The two countries just wrapped up talks that were described by an Iranian top negotiator as 'constructive and positive'.

india Updated: Feb 22, 2006 12:12 IST

Russia urged Iran to cooperate fully with the International Atomic Energy Agency (IAEA) as the two countries wrapped up two days of talks that was described by an Iranian top negotiator as "constructive and positive".

"There was a serious exchange of opinions about the settlement of tensions over the Iranian nuclear program and Russia's proposal to set up a joint venture on its territory for supplying enriched uranium for Iran's nuclear energy program," the Russian foreign ministry said in a statement issued after the talks on Tuesday.

Russia underlined the need for a comprehensive cooperation between Iran and the IAEA, which will clarify the remaining questions about Iran's earlier nuclear activities and restore confidence in its nuclear program, the ministry said.

Iran removed UN seals at its nuclear research sites and resumed research on uranium enrichment in January, prompting the European Union to scrap talks. Tehran, however, said its nuclear work was merely designed to meet its energy needs.

Earlier in the month, Britain, France and Germany, which have held on-and-off talks on behalf of the EU with Tehran for more than two years, pushed through an IAEA resolution to report Iran's nuclear issue to the UN Security Council.

Western countries have backed Moscow's compromise plan, saying it could help allay concerns over Iran's potential production of weapon-grade nuclear materials.

Uranium enriched at low levels can fuel nuclear reactors, but it can be used for nuclear bombs if highly enriched.

The Russian plan is seen as a crucial attempt to resolve the dispute over Iran's nuclear programme before the March 6 IAEA meeting, which reports say could start a process leading to UN punishment against Iran.

Speaking on Iran's state television before leaving Moscow for home on Tuesday, Ali Hosseinitash, deputy secretary of Iran's Supreme National Security Council who led the Iranian delegation, termed the talks as "positive and constructive".

Hosseinitash said the two sides "reached a rudimental agreement on principles of a common formula and will continue negotiations to further the agreement".

He said certain elements of the negotiations gave hope that an agreement may be reached, the Interfax news agency reported.

The negotiations covered not only the Russian proposal but also priority issues for Tehran, Hosseinitash said.

Russian officials, however, sounded less optimistic.

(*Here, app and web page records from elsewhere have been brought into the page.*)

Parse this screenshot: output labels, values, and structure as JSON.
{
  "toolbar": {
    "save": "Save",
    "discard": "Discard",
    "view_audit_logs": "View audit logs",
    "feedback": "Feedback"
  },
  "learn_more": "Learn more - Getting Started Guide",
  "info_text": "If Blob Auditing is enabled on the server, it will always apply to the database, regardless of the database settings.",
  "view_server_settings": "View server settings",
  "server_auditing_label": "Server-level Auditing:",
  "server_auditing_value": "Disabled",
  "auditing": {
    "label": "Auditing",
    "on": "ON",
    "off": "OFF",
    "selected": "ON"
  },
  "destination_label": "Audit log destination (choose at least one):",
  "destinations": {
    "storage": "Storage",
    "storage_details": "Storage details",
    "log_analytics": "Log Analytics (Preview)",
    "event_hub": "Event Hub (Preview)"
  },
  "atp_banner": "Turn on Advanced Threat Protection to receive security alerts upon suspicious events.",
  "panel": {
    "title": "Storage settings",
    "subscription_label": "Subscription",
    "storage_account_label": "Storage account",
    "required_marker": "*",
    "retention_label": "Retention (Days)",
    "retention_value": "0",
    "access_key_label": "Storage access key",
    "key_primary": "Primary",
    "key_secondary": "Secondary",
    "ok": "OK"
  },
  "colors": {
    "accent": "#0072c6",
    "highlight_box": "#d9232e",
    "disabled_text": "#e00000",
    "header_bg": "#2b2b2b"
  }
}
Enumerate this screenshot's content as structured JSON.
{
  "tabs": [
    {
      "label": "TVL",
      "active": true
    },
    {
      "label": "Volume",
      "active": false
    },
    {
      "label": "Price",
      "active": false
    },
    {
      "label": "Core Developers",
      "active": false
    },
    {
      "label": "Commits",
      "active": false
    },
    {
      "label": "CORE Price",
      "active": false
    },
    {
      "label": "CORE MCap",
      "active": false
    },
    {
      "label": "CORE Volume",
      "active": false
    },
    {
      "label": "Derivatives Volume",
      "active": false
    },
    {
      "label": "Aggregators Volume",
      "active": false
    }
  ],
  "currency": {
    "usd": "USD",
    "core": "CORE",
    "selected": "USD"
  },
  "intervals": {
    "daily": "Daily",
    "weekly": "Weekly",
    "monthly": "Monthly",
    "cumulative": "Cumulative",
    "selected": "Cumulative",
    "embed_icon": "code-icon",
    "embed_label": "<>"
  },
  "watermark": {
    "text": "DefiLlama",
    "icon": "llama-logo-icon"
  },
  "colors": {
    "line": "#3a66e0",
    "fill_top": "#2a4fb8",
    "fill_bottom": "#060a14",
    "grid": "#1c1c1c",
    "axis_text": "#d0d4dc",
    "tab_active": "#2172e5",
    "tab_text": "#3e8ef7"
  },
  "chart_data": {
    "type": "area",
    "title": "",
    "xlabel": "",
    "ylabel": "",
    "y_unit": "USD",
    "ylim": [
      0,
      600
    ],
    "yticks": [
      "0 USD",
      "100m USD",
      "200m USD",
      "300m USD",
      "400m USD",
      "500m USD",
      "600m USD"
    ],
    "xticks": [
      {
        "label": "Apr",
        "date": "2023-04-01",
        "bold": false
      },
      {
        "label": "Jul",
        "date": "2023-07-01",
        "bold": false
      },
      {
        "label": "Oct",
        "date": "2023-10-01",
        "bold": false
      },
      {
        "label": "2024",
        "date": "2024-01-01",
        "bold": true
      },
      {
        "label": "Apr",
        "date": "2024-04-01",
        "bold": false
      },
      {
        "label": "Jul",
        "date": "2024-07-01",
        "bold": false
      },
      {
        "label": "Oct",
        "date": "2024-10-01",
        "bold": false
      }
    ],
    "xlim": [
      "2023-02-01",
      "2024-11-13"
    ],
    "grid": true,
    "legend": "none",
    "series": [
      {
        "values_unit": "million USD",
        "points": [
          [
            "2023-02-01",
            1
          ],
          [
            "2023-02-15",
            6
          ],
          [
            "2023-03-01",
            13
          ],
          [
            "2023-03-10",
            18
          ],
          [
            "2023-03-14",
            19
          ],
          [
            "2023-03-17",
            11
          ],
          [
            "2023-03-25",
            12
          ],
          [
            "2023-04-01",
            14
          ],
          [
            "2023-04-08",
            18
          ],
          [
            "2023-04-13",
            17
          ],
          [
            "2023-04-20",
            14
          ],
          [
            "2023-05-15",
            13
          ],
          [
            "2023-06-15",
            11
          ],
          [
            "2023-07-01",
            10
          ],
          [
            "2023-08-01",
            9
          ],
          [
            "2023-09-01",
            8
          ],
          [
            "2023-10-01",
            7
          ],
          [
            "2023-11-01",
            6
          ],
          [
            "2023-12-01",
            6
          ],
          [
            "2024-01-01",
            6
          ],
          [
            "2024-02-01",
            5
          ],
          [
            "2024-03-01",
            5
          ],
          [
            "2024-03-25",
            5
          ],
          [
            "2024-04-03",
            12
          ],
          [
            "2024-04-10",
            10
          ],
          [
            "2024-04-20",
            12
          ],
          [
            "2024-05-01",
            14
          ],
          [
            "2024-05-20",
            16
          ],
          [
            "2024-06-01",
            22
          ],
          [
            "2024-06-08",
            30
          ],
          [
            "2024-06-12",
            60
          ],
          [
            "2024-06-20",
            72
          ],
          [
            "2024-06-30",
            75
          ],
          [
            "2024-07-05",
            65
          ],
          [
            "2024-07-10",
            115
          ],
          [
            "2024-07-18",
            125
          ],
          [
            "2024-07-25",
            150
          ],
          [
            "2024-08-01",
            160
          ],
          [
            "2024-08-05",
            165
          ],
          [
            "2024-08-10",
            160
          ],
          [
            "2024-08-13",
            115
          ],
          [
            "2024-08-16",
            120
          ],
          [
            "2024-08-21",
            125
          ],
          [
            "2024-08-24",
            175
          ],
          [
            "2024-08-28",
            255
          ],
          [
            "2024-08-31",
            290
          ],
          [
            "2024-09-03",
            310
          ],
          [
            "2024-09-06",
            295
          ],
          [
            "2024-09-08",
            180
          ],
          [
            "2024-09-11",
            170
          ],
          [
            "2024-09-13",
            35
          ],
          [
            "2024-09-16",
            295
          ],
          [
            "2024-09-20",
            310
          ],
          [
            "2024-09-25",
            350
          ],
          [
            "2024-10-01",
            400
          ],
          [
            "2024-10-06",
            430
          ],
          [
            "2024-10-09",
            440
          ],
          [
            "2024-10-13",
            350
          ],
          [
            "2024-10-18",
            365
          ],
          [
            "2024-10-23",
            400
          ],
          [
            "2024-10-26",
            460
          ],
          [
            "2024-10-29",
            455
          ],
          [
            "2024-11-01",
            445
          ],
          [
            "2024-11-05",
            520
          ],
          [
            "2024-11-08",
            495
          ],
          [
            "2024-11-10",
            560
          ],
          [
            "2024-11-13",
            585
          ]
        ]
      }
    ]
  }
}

Russian Foreign Minister Sergei Lavrov, quoted by the Itar-Tass news agency, said he "would be cautious about using the terms 'failure' or 'setback' to describe the results of the talks before they end."